It’s no longer his game. He’s playing, winning a couple of matches before another painful exit. Roger Federer’s loss to Richard Gasquet didn’t even make such a splash of news in Rome. There’s no real shock in the greatest ever losing to anyone, at any stage, these days.
We’ve been this road a few times during the last couple of years – knowing the 29 year old Swiss’ time at the top or near it of World Tennis is coming to an end. It seemed that way in 2009, but a win over Rafael Nadal in the Madrid Open changed the course of history, at least for a little while. Federer won three of the next four grand slam tournaments and completed the two accouterments he was working so hard for – a career grand slam with his first Roland Garros and surpassing Pete Sampras as the winner of the most Grand Slam tournaments in history.
Then came 2010, or the post Australian Open 2010, and Federer was back on track to being the World No. 2 at best. Nadal was healthy, and Novak Djokovic was picking up steam before completely exploding in 2011 (still undefeated). Roger has been pushed back to number 3, and at this pace, the quick drop down the rankings is imminent.

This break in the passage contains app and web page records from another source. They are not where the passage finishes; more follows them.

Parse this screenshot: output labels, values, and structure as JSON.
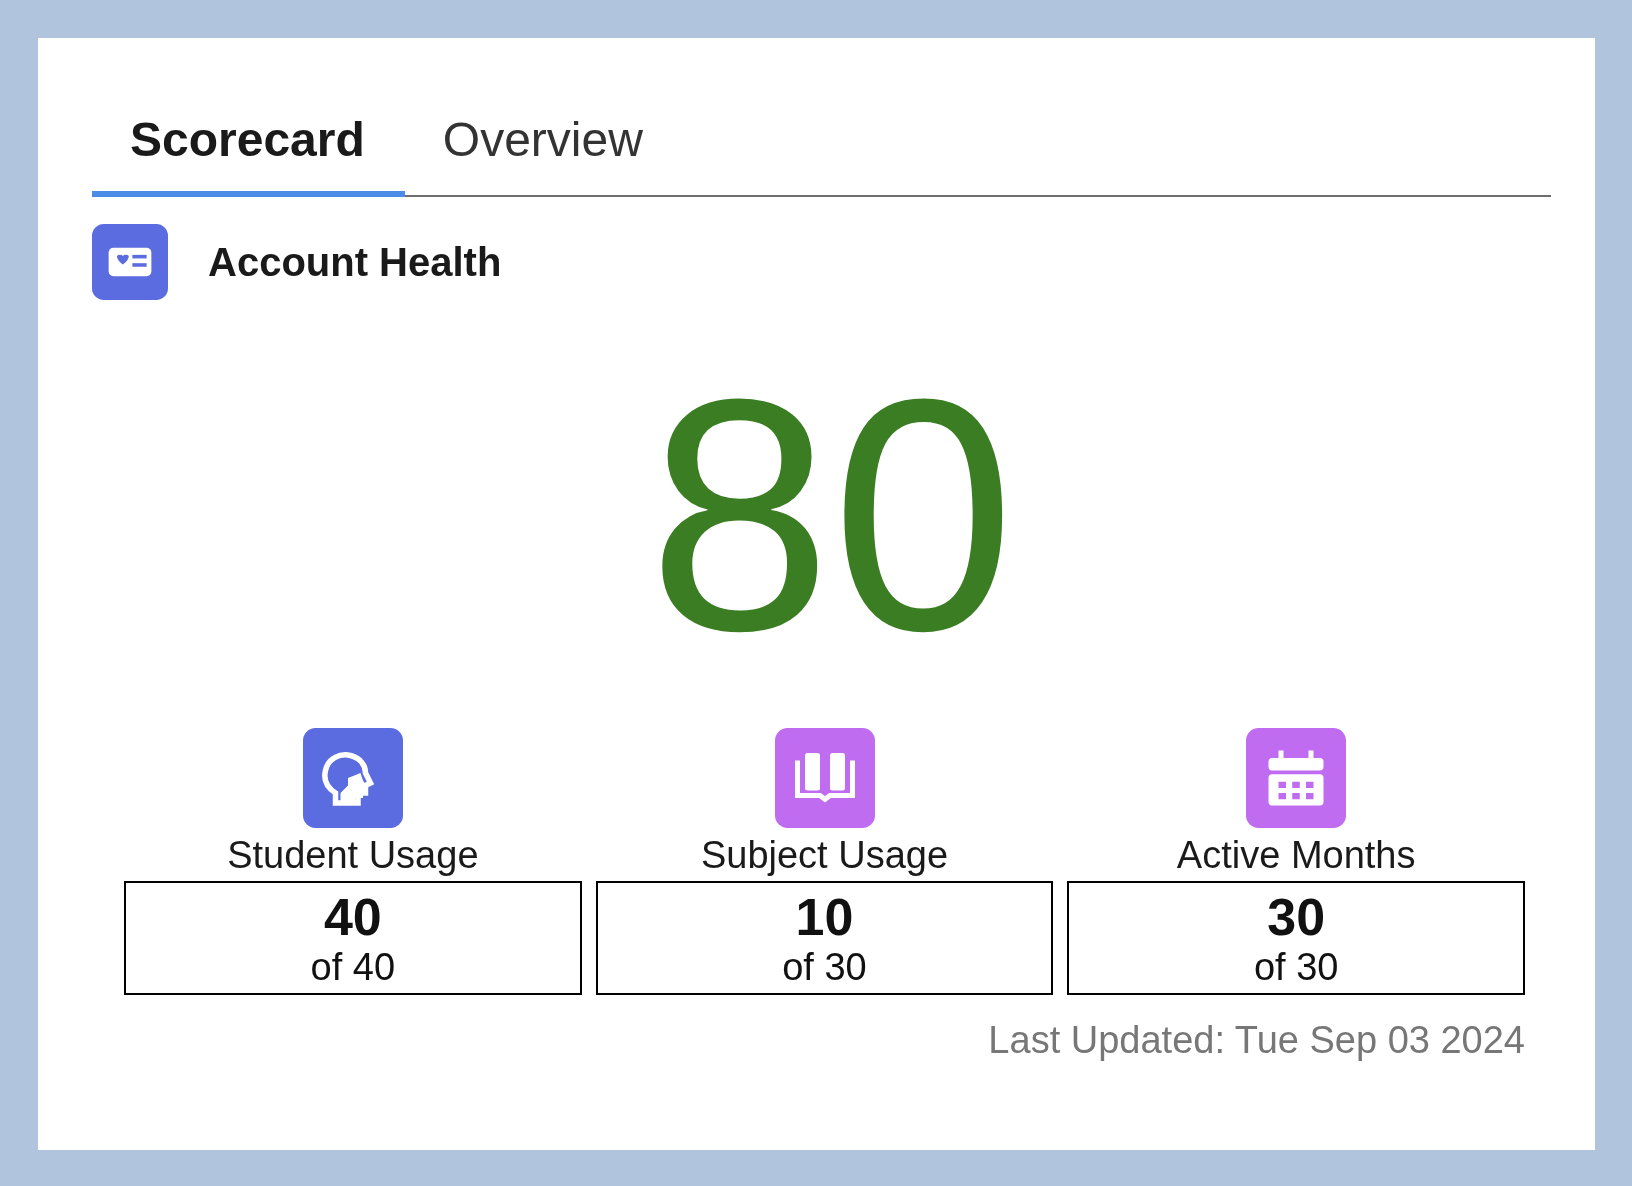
{
  "tabs": [
    {
      "label": "Scorecard",
      "selected": true
    },
    {
      "label": "Overview",
      "selected": false
    }
  ],
  "header": {
    "title": "Account Health"
  },
  "score": {
    "value": "80"
  },
  "metrics": [
    {
      "kind": "head",
      "color": "#5b6be0",
      "label": "Student Usage",
      "value": "40",
      "total": "of 40"
    },
    {
      "kind": "book",
      "color": "#c06cf0",
      "label": "Subject Usage",
      "value": "10",
      "total": "of 30"
    },
    {
      "kind": "calendar",
      "color": "#c06cf0",
      "label": "Active Months",
      "value": "30",
      "total": "of 30"
    }
  ],
  "footer": {
    "last_updated": "Last Updated: Tue Sep 03 2024"
  }
}
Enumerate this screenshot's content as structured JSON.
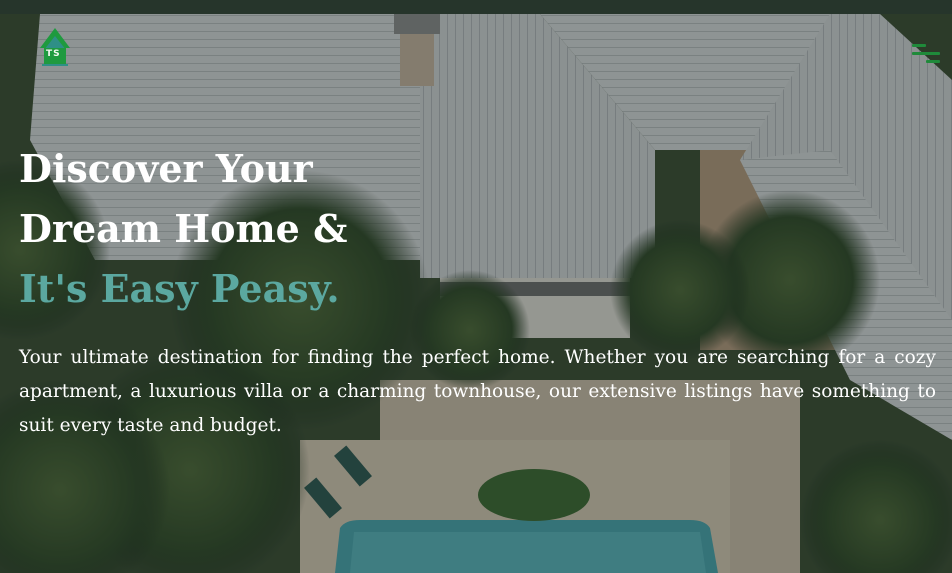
{
  "logo": {
    "text": "TS",
    "icon": "house-logo-icon",
    "colors": {
      "green": "#1f9a3f",
      "teal": "#2f8f86"
    }
  },
  "menu": {
    "icon": "hamburger-menu-icon",
    "color": "#1f8a3a"
  },
  "hero": {
    "headline_line1": "Discover Your",
    "headline_line2": "Dream Home &",
    "headline_accent": "It's Easy Peasy.",
    "accent_color": "#5ba8a0",
    "description": "Your ultimate destination for finding the perfect home. Whether you are searching for a cozy apartment, a luxurious villa or a charming townhouse, our extensive listings have something to suit every taste and budget."
  }
}
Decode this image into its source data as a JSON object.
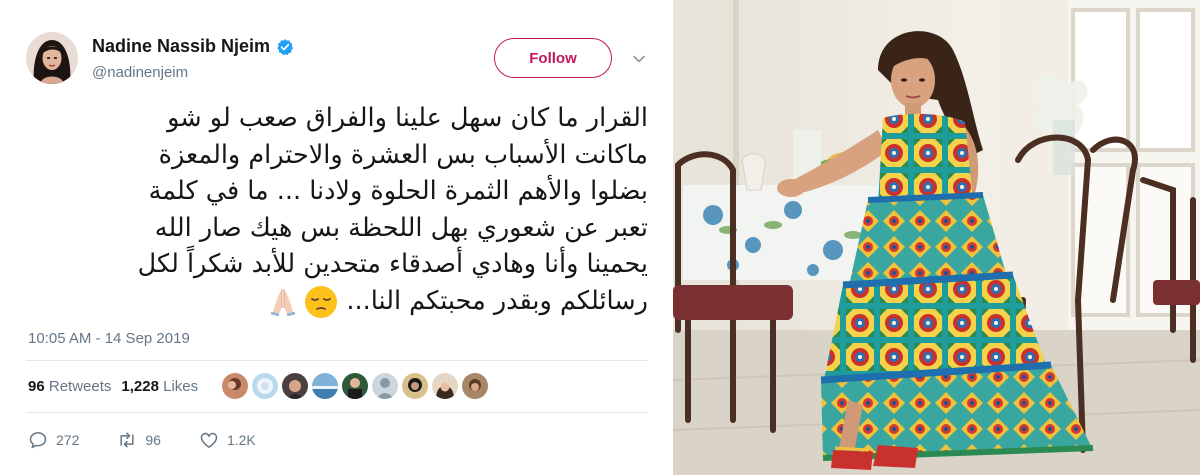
{
  "tweet": {
    "author": {
      "display_name": "Nadine Nassib Njeim",
      "handle": "@nadinenjeim",
      "verified": true,
      "verified_icon": "verified-badge-icon"
    },
    "follow_label": "Follow",
    "more_icon": "chevron-down-icon",
    "text_lines": [
      "القرار ما كان سهل علينا والفراق صعب لو شو",
      "ماكانت الأسباب بس العشرة والاحترام والمعزة",
      "بضلوا والأهم الثمرة الحلوة ولادنا ... ما في كلمة",
      "تعبر عن شعوري بهل اللحظة بس هيك صار الله",
      "يحمينا وأنا وهادي أصدقاء متحدين للأبد شكراً لكل",
      "رسائلكم وبقدر محبتكم النا..."
    ],
    "text_emojis": [
      "pensive-face-emoji",
      "folded-hands-emoji"
    ],
    "timestamp": "10:05 AM - 14 Sep 2019",
    "retweets_count": "96",
    "retweets_label": "Retweets",
    "likes_count": "1,228",
    "likes_label": "Likes",
    "likers_count": 9,
    "actions": {
      "reply_count": "272",
      "retweet_count": "96",
      "like_count": "1.2K"
    },
    "colors": {
      "follow_accent": "#c2185b",
      "verified_blue": "#1da1f2",
      "muted_text": "#657786"
    }
  },
  "photo": {
    "subject": "woman-in-patterned-dress-seated-at-table-photo"
  }
}
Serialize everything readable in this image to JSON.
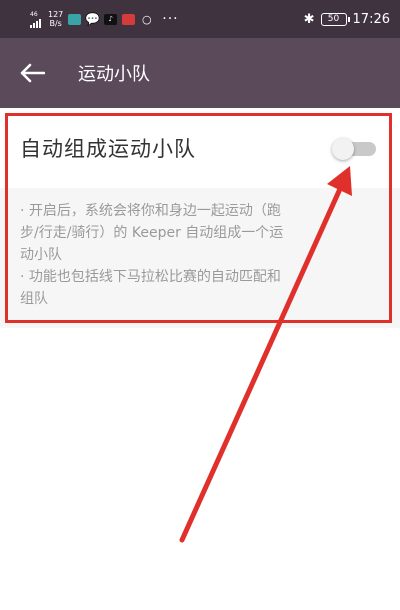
{
  "status_bar": {
    "network_label": "46",
    "speed_value": "127",
    "speed_unit": "B/s",
    "battery": "50",
    "time": "17:26",
    "bluetooth_icon": "bluetooth-icon",
    "app_icons": [
      "notification-app-icon",
      "chat-app-icon",
      "tiktok-app-icon",
      "red-app-icon",
      "circle-app-icon"
    ],
    "more": "···"
  },
  "header": {
    "title": "运动小队",
    "back_icon": "back-arrow-icon"
  },
  "setting": {
    "label": "自动组成运动小队",
    "enabled": false
  },
  "description": {
    "lines": [
      "· 开启后，系统会将你和身边一起运动（跑",
      "步/行走/骑行）的 Keeper 自动组成一个运",
      "动小队",
      "· 功能也包括线下马拉松比赛的自动匹配和",
      "组队"
    ]
  },
  "annotation": {
    "box_color": "#e0302c",
    "arrow_color": "#e0302c"
  }
}
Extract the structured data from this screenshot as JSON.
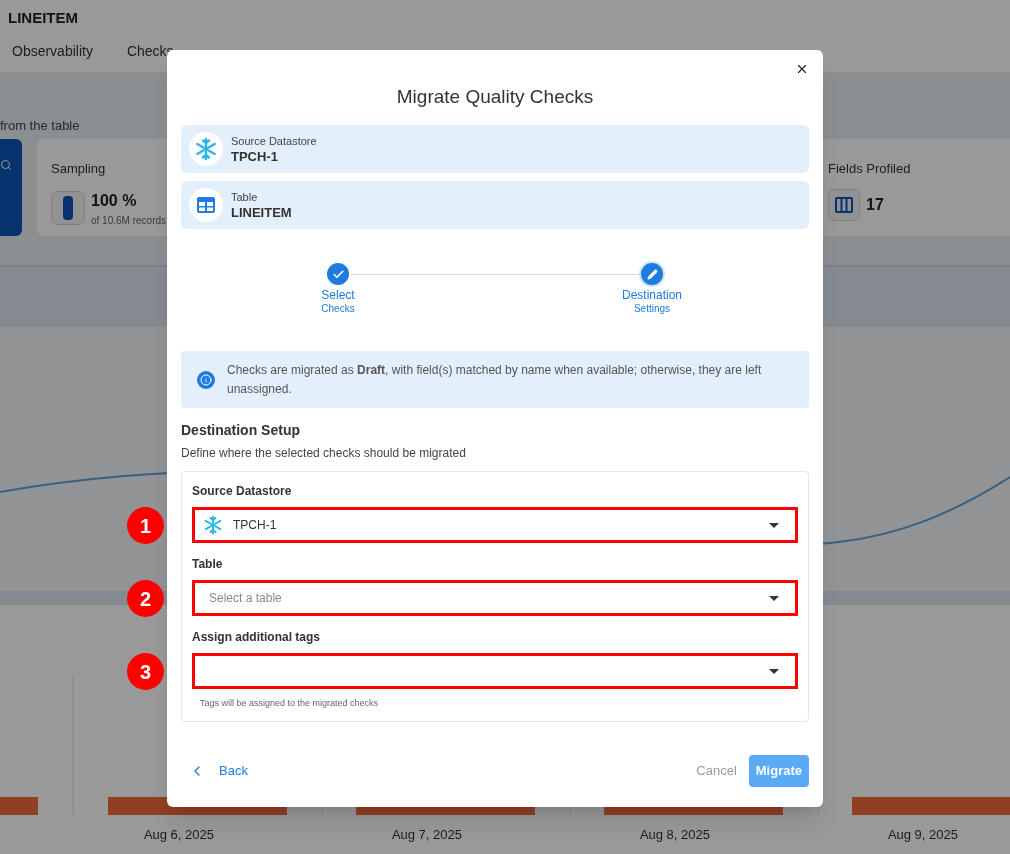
{
  "page": {
    "title": "LINEITEM",
    "tabs": [
      {
        "label": "Observability",
        "selected": false
      },
      {
        "label": "Checks",
        "selected": false
      }
    ],
    "subtitle": "from the table",
    "stats": [
      {
        "label": "Sampling",
        "value": "100 %",
        "note": "of 10.6M records",
        "kind": "sampling"
      },
      {
        "label": "Fields Profiled",
        "value": "17",
        "kind": "fields"
      }
    ],
    "chart_dates": [
      "Aug 6, 2025",
      "Aug 7, 2025",
      "Aug 8, 2025",
      "Aug 9, 2025"
    ]
  },
  "dialog": {
    "title": "Migrate Quality Checks",
    "summary": [
      {
        "label": "Source Datastore",
        "value": "TPCH-1",
        "kind": "datastore"
      },
      {
        "label": "Table",
        "value": "LINEITEM",
        "kind": "table"
      }
    ],
    "steps": [
      {
        "title": "Select",
        "subtitle": "Checks",
        "completed": true
      },
      {
        "title": "Destination",
        "subtitle": "Settings",
        "completed": false
      }
    ],
    "notice": "Checks are migrated as **Draft**, with field(s) matched by name when available; otherwise, they are left unassigned.",
    "section_title": "Destination Setup",
    "section_description": "Define where the selected checks should be migrated",
    "fields": [
      {
        "label": "Source Datastore",
        "value": "TPCH-1",
        "kind": "datastore",
        "highlighted": true,
        "marker": "1"
      },
      {
        "label": "Table",
        "placeholder": "Select a table",
        "kind": "plain",
        "highlighted": true,
        "marker": "2"
      },
      {
        "label": "Assign additional tags",
        "kind": "plain",
        "highlighted": true,
        "marker": "3",
        "helper": "Tags will be assigned to the migrated checks"
      }
    ],
    "back": "Back",
    "cancel": "Cancel",
    "submit": {
      "label": "Migrate",
      "disabled": true
    }
  }
}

I hate watching him lose. What can I do, I’m a Federer kind of guy. Always have been. Something about Nadal never scratched me right. And even he, the Spanish Toro, seems unable to handle Novak Djokovic, even on clay. We’re bound for another matchup pretty soon at the Rome final, probably a preview for an epic Roland Garros one.
Back to Federer – When someone’s been that good for so long, you don’t realize when the big drop comes. I mean you see it, but can’t comprehend. It’s an injury you say, it’s a slump, he’ll get out of it. Federer still has amazing tennis in him, but he can’t seem to let it out and subside for too long. The unforced errors from the back line, the instincts betraying him and over all things, Roger Federer, a father now, travelling with his kids and wife everywhere, is an old man in the Tennis world.
Federer has made two finals in 2011, very early on, in Qatar and Dubai. He won the Qatar tournament. Since then its been mostly Djokovic (3 times) and Nadal in his way (twice). You keep thinking, when watching Federer struggle, that he’s going to bring it on any second now. When the tie-break arrives, you know he’s going to make it. He’s clutch. No one is better in this than him. And then he loses. And realizing that his time on our TV, on the tennis courts, is going to be over soon.
I don’t want to see him getting ousted over and over again by guys he has long long winning streaks against in the first and second round. We want our heroes to go down before it turns a bit awkward to watch. Federer isn’t at that stage yet. He has some tennis left in him. I don’t know how much drive is left after so many accomplishments and everything going on in his life. At some point, you’re over it, and you move on without looking back I think. He just doesn’t have enough to win another grand slam. Unless I’m wrong about him, again.